▶ **TASK ITEM**: Work through the data line by line, gathering every line that has the word "南京发发发测试技术有限公司".

(Items from a data source)
★ ★ ★ ★
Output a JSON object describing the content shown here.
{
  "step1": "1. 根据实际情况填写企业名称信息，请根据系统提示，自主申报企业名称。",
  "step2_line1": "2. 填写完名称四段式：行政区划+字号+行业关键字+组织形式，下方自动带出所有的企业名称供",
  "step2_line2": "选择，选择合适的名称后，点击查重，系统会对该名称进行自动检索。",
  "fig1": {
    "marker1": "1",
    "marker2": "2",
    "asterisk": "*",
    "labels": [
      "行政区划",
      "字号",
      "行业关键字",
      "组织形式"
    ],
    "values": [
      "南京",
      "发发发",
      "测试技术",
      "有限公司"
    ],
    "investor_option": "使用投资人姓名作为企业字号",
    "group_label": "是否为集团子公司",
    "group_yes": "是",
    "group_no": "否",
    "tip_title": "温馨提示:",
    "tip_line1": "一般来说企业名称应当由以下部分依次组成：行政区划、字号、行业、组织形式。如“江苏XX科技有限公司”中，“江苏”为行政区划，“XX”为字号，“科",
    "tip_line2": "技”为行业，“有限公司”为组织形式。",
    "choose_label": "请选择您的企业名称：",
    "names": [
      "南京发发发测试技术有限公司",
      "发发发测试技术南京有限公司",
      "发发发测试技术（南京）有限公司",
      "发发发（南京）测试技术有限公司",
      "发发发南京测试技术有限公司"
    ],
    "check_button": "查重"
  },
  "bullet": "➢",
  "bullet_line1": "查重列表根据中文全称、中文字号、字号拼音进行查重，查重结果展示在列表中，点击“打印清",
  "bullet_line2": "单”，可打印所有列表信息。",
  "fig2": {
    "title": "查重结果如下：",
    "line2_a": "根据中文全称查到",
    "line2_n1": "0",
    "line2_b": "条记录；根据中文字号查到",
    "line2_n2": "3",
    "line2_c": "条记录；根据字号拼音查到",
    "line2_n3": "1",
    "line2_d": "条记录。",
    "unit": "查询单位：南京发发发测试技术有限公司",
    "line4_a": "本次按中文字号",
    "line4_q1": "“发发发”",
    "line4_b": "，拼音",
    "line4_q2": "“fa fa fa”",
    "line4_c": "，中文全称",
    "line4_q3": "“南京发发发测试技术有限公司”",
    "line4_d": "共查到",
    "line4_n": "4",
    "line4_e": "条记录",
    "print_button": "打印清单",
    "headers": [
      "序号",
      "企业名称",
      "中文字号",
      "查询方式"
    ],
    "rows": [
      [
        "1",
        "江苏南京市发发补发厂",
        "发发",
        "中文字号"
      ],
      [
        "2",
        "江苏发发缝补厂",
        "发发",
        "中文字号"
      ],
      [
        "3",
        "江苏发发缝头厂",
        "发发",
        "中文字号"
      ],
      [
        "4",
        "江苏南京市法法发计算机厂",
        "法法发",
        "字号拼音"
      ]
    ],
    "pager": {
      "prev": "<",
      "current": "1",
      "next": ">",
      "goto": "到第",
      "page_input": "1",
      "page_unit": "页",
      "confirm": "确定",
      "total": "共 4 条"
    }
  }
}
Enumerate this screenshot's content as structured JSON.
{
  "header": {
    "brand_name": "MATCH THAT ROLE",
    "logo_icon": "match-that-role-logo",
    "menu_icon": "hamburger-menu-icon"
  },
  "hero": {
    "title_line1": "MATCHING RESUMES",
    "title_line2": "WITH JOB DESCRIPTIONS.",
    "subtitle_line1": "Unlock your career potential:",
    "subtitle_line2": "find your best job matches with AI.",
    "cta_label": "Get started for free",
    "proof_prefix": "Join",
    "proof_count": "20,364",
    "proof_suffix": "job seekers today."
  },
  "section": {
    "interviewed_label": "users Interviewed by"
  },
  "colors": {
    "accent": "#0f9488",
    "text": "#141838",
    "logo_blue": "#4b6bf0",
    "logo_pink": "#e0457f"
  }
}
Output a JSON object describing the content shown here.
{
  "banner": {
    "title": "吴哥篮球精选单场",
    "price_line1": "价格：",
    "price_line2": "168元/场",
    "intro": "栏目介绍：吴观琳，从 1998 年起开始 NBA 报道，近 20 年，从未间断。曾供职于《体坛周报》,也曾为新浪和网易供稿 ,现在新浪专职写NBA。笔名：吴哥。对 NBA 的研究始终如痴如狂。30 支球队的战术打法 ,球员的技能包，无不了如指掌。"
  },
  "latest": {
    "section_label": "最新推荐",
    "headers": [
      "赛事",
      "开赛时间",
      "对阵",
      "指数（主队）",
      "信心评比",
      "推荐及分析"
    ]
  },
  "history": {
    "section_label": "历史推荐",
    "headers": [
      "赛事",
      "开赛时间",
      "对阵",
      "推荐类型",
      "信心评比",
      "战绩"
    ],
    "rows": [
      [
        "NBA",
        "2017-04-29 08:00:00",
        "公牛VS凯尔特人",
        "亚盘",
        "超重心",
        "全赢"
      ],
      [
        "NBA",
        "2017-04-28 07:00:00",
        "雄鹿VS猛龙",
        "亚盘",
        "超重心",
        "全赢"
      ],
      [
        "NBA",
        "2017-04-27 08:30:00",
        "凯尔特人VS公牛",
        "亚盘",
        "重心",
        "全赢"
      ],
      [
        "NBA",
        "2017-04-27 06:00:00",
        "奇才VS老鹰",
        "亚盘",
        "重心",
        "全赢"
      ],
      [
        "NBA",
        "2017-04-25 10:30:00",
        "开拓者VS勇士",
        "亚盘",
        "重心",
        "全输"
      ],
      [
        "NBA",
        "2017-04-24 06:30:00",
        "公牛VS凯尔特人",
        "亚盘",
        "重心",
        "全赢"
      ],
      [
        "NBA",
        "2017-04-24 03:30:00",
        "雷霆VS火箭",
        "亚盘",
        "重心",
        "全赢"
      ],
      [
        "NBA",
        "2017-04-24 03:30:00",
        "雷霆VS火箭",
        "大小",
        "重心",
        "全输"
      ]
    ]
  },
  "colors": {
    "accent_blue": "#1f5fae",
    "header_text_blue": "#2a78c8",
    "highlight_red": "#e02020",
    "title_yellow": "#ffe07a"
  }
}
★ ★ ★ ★
▶ **RESULT BELOW**:
      "南京发发发测试技术有限公司",
    "unit": "查询单位：南京发发发测试技术有限公司",
    "line4_q3": "“南京发发发测试技术有限公司”",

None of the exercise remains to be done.